Work item: Report each line of the data that has "documentation" somewhere in it.
*** Block opens ***
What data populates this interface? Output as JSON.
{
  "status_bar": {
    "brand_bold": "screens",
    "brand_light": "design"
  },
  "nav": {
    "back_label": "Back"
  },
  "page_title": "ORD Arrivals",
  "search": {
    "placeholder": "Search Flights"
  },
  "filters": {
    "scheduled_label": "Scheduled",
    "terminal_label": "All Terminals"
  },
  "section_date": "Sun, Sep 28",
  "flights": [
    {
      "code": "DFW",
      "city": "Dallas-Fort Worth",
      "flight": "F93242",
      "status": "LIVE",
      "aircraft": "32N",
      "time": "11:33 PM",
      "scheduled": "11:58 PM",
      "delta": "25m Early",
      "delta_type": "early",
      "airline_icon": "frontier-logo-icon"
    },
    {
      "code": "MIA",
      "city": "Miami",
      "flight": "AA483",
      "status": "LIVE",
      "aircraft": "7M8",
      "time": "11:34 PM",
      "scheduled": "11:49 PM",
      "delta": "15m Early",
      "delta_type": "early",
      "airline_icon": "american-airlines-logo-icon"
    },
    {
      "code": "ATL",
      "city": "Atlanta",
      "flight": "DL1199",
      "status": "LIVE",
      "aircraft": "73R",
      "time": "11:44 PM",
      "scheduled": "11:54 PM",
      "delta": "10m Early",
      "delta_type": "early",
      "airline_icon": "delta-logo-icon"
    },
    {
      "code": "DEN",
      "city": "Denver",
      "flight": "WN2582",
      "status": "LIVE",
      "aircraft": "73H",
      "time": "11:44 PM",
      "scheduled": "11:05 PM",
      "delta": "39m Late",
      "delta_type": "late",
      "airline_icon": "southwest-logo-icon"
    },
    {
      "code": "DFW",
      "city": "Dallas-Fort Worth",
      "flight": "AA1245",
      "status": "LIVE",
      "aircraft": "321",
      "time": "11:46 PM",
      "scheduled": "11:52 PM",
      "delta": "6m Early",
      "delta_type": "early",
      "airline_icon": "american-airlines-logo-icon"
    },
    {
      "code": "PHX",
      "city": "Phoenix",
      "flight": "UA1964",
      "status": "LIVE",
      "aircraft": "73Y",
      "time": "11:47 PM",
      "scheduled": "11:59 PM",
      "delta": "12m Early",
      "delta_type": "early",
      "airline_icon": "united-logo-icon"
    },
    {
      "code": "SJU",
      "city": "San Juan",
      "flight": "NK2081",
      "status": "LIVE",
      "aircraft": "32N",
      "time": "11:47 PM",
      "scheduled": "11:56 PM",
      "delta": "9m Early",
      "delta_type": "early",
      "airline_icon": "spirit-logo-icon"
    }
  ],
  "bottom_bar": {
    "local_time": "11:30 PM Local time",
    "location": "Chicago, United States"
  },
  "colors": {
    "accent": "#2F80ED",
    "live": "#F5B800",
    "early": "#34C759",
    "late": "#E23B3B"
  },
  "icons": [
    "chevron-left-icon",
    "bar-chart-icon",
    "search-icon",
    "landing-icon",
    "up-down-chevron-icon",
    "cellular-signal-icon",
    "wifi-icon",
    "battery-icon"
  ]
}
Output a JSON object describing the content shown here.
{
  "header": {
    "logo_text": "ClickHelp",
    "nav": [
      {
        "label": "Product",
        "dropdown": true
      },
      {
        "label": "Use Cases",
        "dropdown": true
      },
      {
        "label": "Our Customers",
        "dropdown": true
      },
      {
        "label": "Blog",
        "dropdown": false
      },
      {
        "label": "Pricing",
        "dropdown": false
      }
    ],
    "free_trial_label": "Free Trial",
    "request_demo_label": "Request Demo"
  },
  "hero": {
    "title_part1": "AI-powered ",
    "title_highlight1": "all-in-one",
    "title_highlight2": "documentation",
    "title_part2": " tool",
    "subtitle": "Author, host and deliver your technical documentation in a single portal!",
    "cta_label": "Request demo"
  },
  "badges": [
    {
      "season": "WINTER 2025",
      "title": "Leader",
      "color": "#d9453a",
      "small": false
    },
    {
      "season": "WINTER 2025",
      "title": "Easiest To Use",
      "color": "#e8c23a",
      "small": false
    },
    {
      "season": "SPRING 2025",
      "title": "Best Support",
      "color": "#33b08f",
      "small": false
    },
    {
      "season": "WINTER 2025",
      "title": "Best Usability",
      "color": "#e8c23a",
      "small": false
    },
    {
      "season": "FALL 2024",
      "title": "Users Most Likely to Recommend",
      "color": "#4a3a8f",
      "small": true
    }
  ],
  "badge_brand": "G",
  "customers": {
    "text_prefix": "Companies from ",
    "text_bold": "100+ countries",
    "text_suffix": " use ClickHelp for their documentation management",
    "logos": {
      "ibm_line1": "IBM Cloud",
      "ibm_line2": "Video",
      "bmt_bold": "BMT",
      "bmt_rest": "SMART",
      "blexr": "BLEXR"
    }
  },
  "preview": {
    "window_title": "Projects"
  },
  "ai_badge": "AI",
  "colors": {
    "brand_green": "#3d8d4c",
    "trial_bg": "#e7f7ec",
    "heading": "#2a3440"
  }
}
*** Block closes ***
Answer space:
    "title_highlight2": "documentation",
    "subtitle": "Author, host and deliver your technical documentation in a single portal!",
    "text_suffix": " use ClickHelp for their documentation management",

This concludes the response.